• Instructions to follow
Work through the entries below and show every line in which "icon" is found.
##########
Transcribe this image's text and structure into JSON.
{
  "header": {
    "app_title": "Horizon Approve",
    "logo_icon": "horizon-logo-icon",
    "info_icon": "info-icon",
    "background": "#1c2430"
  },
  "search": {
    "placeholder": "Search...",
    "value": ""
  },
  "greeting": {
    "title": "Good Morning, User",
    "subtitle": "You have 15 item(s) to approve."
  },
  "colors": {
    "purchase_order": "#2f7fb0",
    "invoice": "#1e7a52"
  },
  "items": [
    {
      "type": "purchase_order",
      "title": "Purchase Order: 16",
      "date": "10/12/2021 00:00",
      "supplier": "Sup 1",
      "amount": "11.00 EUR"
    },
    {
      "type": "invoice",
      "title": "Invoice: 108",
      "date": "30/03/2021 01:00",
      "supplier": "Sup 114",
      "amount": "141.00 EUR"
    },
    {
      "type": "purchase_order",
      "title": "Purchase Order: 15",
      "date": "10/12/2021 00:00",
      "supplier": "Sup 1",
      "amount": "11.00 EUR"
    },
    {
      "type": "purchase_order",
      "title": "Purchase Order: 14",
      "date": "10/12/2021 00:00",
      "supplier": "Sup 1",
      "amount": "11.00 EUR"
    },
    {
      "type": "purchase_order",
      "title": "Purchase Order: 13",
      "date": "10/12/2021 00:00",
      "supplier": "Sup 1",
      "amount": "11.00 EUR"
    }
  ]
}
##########
• Response
    "logo_icon": "horizon-logo-icon",
    "info_icon": "info-icon",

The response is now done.